Please don’t take it personally if it seems like I’m not interested in our conversation. I really am, but sometimes I’m internally chewing on something you said — and my reactions send the wrong messages.
4. I’m pretty uninteresting. I don’t have much to say about myself.
I already mentioned small talk, and how it is simply not my thing. Many introverts have told me something similar. When you’re trying to make conversation with me about things that don’t mean much to me, I’m not the best at coming up with things to say. Some people make smooth small talk with ease, even when they know little about the subject or have no personal interest in it. That’s never been me.
This also happens when I’m asked to talk about myself. In reality, I’m a quality-over-quantity person: I’d rather say one comment that really means something than a whole bunch of comments that don’t. Other times I may be feeling the energy drain from me after a long bout of socializing in a noisy environment, and my brain has wandered off to thoughts of a cozy blanket and the book I’m reading. As a result, sometimes I’m judged as “uninteresting.”
5. I’m painfully awkward.
Maybe this last one is just my own perception of myself when I interact with other people, but I tend to feel just plain awkward. Whether it’s my movements or my choice of words, sometimes things just don’t seem to flow.

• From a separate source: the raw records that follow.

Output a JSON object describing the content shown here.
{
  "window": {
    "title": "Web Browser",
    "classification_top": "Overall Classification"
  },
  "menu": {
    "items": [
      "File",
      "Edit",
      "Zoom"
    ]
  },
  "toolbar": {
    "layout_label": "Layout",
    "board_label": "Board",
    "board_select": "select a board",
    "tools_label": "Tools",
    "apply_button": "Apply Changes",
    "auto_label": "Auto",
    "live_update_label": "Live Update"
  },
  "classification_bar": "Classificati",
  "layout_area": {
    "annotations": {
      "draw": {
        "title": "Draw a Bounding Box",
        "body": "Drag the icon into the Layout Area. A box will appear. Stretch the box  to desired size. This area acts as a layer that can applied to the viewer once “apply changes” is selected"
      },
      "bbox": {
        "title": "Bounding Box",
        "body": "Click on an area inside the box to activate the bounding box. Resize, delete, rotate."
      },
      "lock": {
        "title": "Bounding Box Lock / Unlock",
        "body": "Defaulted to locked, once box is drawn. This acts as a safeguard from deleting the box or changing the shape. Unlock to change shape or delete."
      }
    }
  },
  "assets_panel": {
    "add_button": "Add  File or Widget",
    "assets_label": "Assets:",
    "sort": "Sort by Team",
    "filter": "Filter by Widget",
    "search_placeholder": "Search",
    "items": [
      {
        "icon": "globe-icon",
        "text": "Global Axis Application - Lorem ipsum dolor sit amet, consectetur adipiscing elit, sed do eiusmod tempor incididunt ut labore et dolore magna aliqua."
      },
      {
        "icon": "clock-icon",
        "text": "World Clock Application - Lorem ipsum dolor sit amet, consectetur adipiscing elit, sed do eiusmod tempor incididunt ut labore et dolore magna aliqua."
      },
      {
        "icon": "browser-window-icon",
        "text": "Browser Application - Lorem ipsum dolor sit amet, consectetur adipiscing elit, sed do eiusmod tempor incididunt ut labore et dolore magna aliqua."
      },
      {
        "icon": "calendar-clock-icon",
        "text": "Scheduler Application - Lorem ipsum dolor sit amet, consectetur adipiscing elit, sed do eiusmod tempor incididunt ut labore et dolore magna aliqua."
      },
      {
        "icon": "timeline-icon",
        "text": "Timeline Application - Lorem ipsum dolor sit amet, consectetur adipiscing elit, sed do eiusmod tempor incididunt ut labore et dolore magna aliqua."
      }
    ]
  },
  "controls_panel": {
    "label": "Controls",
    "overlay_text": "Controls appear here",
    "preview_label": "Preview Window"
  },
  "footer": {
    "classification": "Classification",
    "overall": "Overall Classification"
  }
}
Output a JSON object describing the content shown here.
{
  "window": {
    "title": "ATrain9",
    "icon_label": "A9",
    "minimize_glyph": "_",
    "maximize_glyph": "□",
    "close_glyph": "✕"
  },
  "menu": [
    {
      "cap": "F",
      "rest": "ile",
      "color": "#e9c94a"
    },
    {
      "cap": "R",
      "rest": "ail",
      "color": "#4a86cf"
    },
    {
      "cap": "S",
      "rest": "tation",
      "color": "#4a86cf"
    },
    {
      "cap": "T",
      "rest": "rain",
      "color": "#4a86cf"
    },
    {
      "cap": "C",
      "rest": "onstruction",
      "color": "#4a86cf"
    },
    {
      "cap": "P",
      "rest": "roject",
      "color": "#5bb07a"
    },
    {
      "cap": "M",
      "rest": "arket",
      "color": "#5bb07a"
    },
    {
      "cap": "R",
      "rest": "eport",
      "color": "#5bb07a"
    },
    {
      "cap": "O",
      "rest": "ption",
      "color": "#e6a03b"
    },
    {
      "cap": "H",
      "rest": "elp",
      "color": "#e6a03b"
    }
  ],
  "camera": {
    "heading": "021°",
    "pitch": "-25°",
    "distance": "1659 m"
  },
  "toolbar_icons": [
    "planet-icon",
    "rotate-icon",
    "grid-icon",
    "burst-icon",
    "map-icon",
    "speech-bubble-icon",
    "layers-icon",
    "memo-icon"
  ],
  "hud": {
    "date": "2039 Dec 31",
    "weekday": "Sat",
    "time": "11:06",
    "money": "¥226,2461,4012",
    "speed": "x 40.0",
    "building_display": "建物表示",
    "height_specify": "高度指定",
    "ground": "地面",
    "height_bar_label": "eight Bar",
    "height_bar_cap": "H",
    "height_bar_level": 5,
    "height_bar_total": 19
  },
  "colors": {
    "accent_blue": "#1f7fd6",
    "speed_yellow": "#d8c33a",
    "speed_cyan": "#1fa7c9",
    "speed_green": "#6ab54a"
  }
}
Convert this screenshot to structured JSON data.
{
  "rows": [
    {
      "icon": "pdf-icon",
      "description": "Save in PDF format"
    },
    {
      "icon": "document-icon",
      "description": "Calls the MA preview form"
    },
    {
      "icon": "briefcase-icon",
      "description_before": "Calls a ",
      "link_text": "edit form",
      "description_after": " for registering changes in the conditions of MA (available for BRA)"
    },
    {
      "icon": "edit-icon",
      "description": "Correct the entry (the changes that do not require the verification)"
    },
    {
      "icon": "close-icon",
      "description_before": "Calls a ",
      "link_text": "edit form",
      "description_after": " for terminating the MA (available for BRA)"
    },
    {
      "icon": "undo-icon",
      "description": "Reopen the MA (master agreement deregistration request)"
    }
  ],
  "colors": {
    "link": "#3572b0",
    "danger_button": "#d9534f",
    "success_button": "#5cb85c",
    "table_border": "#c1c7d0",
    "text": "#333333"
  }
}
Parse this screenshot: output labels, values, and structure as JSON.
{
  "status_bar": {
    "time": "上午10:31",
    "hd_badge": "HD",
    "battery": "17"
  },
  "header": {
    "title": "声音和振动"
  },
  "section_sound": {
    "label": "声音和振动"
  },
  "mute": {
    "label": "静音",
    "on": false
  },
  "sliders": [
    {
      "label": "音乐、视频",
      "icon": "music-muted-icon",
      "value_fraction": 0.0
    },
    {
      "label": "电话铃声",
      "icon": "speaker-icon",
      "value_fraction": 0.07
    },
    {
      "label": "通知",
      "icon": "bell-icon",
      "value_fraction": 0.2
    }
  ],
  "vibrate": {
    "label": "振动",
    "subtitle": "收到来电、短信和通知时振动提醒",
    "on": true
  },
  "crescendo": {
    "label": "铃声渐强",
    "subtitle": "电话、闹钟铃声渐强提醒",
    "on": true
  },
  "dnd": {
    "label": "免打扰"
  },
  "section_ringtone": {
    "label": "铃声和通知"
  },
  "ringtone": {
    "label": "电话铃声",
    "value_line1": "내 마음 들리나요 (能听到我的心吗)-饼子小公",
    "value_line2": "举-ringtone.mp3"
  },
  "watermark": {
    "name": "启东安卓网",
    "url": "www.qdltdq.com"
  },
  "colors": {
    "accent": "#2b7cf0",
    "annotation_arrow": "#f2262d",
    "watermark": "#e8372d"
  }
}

What I’m Like When My Real Personality Comes Out
Our ideas about the people we choose to get to know will shift naturally over time. Here are some aspects of me that will be revealed as you get to know me.
1. I’m still quiet, but not always.
It’s just my nature to stay away from the center of things. When you speak, people pay attention, and that’s just not something my introverted self craves. There is certainly a time and a place to make my thoughts heard, and I will do that when needed. If you ask me for advice or my opinion, I will definitely give it to you, but it’s not something I voice without warrant, especially around people I don’t know well.
However, when you get to know the real me, I will share my thoughts and opinions much more freely.
2. I’m comfortable around you, laughing easily.
They say one of the signs someone is comfortable with you is they’re willing to sing along to the radio in the car while you’re there. The singing-in-the-car thing is definitely true for me, but all introverts are different, so the signs we’re comfortable with you will vary. Some might bring out their sarcastic side or let you in on their secret hobby. I also tend to laugh more easily when I feel comfortable around someone.
Join the introvert revolution. Subscribe to our newsletter and you’ll get one email, every Friday, of our best articles. Subscribe here.
3. I’m a good listener.
This is something I feel I’m genuinely good at, and I know a lot of introverts feel the same way (we get a lot of practice). So, if you take the time to get to know me, you’ll find out quickly that I am very much interested in what you have to say. Many of us introverts truly love listening, but don’t abuse our attention; relationships are a two-way street, and there are things I want to say, too!
4. I could talk for hours about the things I’m passionate about.
My passions and interests are things I could talk on and on about. Introverts especially appreciate topics they feel knowledgeable or passionate about. Sure, that’s true of everyone on some level, but your introverted friends will be particularly grateful when you know what they enjoy discussing.
5. I’m still a little awkward, but in a less painful way.
This is a big “hopefully,” on my part. Get to know me and let me know if this is true!
Introvert, when you’re making a new acquaintance, keep in mind that although you’ll only get one first impression, it’s not the only impression that counts. And to the extroverts: Have some empathy and give a little grace to everyone you meet, but especially to us introverts. We’re all trying to make it in the same big pond.